Directions for this task:
Your job is to report every line of the entries that has "dish".

Provided data:

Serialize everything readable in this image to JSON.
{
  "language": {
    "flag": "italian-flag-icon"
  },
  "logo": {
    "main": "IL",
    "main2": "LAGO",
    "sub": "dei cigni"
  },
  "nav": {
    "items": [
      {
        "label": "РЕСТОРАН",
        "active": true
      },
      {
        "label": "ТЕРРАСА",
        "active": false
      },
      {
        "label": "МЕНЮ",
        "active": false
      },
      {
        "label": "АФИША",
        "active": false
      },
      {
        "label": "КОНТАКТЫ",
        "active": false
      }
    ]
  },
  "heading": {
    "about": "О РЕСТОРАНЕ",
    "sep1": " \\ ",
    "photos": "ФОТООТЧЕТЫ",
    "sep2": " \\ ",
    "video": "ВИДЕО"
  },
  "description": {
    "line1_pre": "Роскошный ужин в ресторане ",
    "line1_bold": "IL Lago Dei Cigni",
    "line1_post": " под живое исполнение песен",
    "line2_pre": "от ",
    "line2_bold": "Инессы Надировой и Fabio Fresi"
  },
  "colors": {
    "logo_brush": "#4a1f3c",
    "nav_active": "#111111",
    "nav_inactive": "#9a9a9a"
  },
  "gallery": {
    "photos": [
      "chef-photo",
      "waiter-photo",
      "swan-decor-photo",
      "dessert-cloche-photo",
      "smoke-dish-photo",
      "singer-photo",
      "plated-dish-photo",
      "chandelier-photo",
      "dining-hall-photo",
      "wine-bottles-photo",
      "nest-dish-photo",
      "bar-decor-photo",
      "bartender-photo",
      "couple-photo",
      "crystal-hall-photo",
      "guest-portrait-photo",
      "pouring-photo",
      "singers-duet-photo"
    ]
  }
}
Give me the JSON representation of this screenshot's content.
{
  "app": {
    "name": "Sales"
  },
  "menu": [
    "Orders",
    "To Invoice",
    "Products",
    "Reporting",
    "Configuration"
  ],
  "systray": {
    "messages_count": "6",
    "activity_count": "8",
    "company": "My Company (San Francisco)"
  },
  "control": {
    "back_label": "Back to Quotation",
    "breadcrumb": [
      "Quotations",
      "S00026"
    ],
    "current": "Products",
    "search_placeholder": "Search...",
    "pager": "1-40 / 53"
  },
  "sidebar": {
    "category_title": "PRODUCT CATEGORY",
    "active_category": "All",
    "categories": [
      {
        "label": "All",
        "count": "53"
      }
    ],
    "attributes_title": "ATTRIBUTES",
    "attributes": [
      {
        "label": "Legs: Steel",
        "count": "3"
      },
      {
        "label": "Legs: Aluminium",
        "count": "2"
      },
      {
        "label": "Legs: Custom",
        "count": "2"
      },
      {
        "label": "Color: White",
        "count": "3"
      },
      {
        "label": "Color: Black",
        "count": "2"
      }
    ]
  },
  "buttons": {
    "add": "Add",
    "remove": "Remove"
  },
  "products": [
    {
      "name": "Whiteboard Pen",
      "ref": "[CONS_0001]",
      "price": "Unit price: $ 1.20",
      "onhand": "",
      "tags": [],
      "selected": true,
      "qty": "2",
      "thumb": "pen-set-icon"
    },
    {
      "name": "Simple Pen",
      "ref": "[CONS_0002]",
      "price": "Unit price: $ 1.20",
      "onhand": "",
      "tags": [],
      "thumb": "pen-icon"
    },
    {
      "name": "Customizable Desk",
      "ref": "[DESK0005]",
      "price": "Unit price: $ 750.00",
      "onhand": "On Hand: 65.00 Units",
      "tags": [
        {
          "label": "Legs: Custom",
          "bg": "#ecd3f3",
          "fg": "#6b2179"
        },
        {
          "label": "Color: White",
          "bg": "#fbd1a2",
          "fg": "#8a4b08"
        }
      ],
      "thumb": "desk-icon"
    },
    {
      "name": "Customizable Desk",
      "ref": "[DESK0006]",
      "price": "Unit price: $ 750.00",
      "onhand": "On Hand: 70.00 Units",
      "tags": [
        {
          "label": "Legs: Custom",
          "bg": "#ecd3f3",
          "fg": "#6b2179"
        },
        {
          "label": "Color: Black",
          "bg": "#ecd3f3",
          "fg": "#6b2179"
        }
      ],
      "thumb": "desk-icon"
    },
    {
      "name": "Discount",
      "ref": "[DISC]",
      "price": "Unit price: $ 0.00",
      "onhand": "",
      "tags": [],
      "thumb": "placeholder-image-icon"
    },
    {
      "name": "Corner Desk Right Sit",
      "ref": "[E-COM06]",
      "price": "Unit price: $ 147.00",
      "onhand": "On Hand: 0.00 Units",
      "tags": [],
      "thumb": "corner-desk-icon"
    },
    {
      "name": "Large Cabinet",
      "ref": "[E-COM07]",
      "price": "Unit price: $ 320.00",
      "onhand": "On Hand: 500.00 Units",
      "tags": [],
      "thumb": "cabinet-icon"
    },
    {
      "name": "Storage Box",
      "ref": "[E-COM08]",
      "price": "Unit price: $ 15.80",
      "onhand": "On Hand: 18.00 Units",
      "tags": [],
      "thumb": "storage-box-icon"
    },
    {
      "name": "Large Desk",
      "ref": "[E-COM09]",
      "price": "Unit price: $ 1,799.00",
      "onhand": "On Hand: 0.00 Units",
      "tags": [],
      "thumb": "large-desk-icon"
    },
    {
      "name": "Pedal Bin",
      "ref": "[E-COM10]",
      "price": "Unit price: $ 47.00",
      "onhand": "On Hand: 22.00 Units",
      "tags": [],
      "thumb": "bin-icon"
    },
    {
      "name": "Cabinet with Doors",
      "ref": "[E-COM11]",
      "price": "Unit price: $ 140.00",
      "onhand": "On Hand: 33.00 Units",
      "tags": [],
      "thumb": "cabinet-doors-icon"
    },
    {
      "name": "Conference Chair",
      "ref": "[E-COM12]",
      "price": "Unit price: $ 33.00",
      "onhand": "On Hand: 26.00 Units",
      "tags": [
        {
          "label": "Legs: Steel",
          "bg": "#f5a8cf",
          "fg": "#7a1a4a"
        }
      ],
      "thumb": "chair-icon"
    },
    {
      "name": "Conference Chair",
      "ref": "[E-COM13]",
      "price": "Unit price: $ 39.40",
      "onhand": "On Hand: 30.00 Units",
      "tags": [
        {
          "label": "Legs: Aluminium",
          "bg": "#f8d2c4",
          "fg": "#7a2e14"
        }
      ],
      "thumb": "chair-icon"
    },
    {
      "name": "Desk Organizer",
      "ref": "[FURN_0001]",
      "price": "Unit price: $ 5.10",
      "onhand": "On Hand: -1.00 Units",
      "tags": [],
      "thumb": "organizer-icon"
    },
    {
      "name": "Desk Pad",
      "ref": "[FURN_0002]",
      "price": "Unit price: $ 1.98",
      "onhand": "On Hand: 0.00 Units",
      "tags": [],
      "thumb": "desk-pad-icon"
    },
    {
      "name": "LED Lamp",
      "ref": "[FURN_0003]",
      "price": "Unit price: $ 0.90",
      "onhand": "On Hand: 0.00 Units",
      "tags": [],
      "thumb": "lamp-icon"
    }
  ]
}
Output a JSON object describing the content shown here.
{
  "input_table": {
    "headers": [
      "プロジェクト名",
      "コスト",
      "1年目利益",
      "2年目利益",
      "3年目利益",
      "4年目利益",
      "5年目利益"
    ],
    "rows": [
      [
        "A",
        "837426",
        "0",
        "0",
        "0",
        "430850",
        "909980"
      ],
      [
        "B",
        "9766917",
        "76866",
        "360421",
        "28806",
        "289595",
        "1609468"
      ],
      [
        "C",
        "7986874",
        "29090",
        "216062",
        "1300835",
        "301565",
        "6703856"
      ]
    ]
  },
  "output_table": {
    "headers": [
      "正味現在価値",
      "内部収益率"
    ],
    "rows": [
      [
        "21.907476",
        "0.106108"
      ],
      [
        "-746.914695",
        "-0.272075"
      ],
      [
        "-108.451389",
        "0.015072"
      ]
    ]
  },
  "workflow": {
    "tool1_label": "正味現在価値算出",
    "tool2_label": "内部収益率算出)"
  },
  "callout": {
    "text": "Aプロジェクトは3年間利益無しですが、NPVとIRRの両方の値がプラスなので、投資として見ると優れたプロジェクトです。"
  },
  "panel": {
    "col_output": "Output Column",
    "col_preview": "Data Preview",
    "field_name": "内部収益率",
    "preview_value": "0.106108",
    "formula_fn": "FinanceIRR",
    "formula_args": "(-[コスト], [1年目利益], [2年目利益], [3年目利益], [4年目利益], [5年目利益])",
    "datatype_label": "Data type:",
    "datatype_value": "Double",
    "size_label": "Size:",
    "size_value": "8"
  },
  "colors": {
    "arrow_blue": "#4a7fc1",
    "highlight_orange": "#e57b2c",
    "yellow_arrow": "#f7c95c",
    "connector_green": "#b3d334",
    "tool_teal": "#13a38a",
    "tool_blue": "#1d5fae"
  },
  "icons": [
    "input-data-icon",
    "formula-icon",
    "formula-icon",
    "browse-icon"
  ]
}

Problem solution:
      "smoke-dish-photo",
      "plated-dish-photo",
      "nest-dish-photo",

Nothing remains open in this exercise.